Likely savings will come from the privatization of some state-owned companies and reducing costly subsidies for products like gasoline, Samba Financial’s deputy chief economist James Reeve said by phone from London last week. The government probably won’t cut the salaries of state employees or reduce defense spending with Saudi Arabia heavily involved in the war in Yemen.
Removing all fuel subsidies, including for consumers, would provide a boost to government revenue equal to 8 percent of economic output, Reeve said.
“I don’t think they’re going to do it in one fell swoop,” he said, predicting
only a gradual reduction from 2017. Saudi Arabia could finance the budget through debt sales and drawing down foreign assets “for five years without getting into serious trouble,” he said.
Authorities are considering energy price reforms for commercial and industrial users, the IMF said in a report released Sept. 9. The neighboring United Arab Emirates stopped subsidizing gasoline in August.
As evidence of policy change, former oil ministry adviser al-Sabban pointed to a royal directive this month to open Saudi Arabia’s wholesale and resale markets to companies with 100 percent foreign ownership.
In another move, all government projects costing more than 100 million riyals ($27 million), must now be approved by the Council for Economic and Development Affairs, a body created this year to streamline decision-making.
The government has also scaled back plans to build new sports stadiums, according to the IMF.
With net foreign assets held by the central bank at $661 billion and record-low debt, the kingdom is looking for ways to cut “non-essential spending,” Finance Minister Ibrahim al-Assaf said in an interview with CNBC Arabia.
“But the focus continues on the main development projects and building human capabilities in the kingdom,” he said. “The kingdom is prepared for this crisis, and God willing, we will deal with it with the importance it deserves.”
Investors appear less convinced.
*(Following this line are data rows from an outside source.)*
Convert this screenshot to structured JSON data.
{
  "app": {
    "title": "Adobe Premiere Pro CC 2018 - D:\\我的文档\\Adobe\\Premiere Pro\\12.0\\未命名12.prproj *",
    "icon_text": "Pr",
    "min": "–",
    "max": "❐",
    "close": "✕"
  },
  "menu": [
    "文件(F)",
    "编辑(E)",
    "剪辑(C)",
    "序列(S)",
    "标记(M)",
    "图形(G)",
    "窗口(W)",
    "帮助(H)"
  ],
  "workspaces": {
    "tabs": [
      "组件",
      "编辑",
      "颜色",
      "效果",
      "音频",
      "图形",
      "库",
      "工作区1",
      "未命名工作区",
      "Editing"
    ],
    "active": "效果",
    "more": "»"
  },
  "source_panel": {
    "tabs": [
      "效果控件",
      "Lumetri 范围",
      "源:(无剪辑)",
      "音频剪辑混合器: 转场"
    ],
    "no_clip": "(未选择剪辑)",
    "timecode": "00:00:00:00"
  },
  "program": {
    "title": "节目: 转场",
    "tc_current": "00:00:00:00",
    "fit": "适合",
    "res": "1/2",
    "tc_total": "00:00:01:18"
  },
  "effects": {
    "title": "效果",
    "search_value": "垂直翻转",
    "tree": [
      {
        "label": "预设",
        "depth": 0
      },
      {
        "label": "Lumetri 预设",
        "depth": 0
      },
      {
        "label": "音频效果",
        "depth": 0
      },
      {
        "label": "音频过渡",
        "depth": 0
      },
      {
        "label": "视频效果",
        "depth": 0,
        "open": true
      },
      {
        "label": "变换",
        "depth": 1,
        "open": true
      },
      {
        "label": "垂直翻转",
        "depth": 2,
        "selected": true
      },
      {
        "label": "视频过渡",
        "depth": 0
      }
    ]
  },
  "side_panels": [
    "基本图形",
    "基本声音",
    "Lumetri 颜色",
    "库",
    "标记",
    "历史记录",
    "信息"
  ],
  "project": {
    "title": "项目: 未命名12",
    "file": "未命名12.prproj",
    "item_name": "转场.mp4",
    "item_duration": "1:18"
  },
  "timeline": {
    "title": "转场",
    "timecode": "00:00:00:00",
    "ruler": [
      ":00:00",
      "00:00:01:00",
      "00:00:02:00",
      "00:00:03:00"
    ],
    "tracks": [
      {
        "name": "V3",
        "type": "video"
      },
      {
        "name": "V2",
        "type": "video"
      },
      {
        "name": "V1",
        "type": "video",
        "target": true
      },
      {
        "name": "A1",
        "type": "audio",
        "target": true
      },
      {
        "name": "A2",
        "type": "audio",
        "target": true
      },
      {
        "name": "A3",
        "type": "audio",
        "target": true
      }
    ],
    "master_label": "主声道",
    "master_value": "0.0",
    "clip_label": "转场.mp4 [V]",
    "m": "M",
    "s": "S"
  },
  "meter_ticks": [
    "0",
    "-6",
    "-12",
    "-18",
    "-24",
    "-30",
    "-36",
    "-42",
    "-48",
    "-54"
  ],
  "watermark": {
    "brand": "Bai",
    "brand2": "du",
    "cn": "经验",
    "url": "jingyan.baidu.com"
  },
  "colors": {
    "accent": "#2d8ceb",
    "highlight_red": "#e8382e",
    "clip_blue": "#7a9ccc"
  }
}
Saudi Arabia’s benchmark Tadawul All Share Index has fallen more than 30 percent in the past 12 months, out-pacing the 22 percent slump in the MSCI Emerging Markets Index. Goldman Sachs Group Inc. said last week that oversupply could send crude as low as $20 a barrel.
“Safeguarding FX reserves will require deep budgetary cuts at current oil prices, rather than the gradual cuts being contemplated,” Saliba at Bank of America Merrill Lynch said. “As these are likely instead to keep imbalances elevated, a sharper adjustment down the line may be necessary.”
For more, read this QuickTake: Saudi Arabia